Some of the display gardens you will see are inspirations from a group of local landscape designers and gardeners. They even included ideas from the children in Camden County. Frick tells me they went into the Camden County school district and asked the children what would they want to see in a perfect garden. One very memorable request from a child was to walk on water, another was to have dinosaurs in the garden. Both are reflected in the interactive water fountain garden and dinosaur garden where they can learn about dinosaur bones found in New Jersey.
Other requests came from teachers wanting to bring story books to life. It was also important that the gardens reflect the important programs in the schools like educating children on how to grow vegetables in an indoor space. Frick says, they wanted to tie in the work they do in the community with the work they do in the gardens. They are a non-profit organization and operate on grants to keep the gardens going.

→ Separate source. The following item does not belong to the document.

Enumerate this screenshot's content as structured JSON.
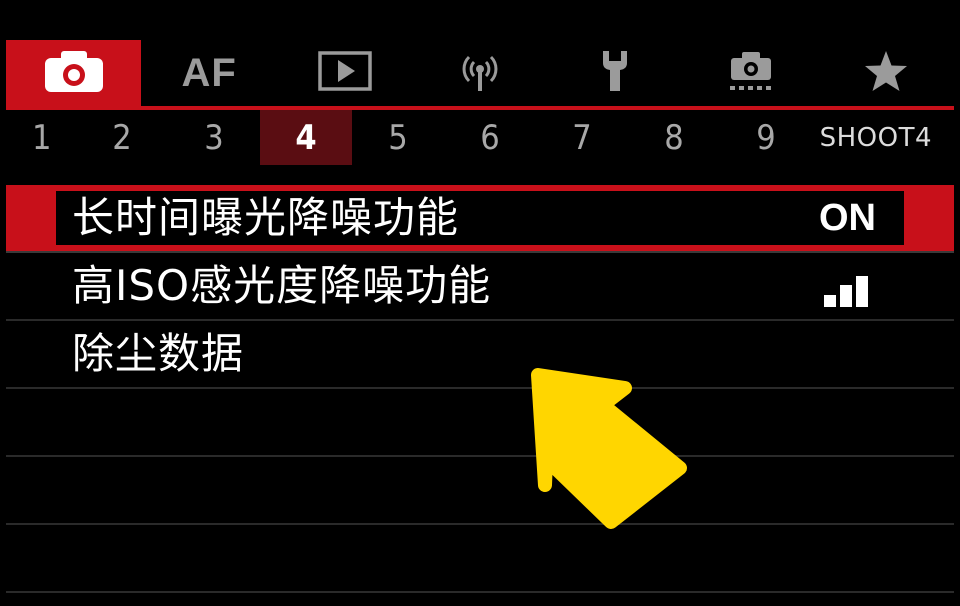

The Camden Children’s Gardens is an amusement park dedicated to the thrill of growing plants and vegetables. They even have their own garden themed merry-go-round. For more information go to www.camdenchildrensgarden.org.
by Tina Sottolano-Cain
For many gardeners, keeping their plants looking happy and healthy during the hot summer months can be a challenge, especially container gardens and hanging baskets.
Longer days result in plants like annuals to grow rapidly. Which is ideal since gardeners from the seasoned pro to the novice use them as their go-to flower of the season. Known for their ability to put on the ultimate show of color from May to the first frost of the fall season, proper watering, fertilizer and grooming are key to their overall health and wellness. But if you are not sure when and how much you should water and fertilize, you could be leaving your plants looking leggy, burned-out and out of bloom.
Watering plants outdoors is very different than watering indoors. There are many different environmental factors sun, temperature, the amount of rain and even wind play a roll in how fast plants dry out. Watering containers and hanging baskets are the most common. They need attention almost daily during an extremely hot and dry summer. Water in the morning if possible. Avoid over head watering during the middle of the day. Sun can burn the leaves of certain plants when water droplets sit on leaves. Invest in a watering wand, my go-to tool. Perfect for hand watering it allows you to control where the water goes, especially if you don’t want leaves to wet on certain plants.
Start a fertilizing regime. Scheduling fertilizer applications will make it easy to remember when to apply. For blooming annuals you want to ensure that they keep blooming. I recommend using a blossom booster fertilizer. It is higher in Phosphorous, which is as essential to plants as Nitrogen and Potassium. Promoting bud initiation and increased blooming a concentration of 10-30-20 is ideal. If your go to fertilizer is an all purpose 20-20-20 you may want to consider switching out a few times for a bloom booster.
I recommend choosing a day and sticking to it that way you know when the last application was. Fertilize weekly according to the recommendations on the package. This will help avoid any mistakes, like over fertilizing, which can lead to burned-out plants.
Don’t forget to groom annuals and perennials as well during the summer. Grooming is cleaning and deadheading. Remove any yellow and brown leaves as well as spent blossoms to rejuvenate and encourage new growth. This will keep plants looking as fresh as the day you brought them home from the garden center.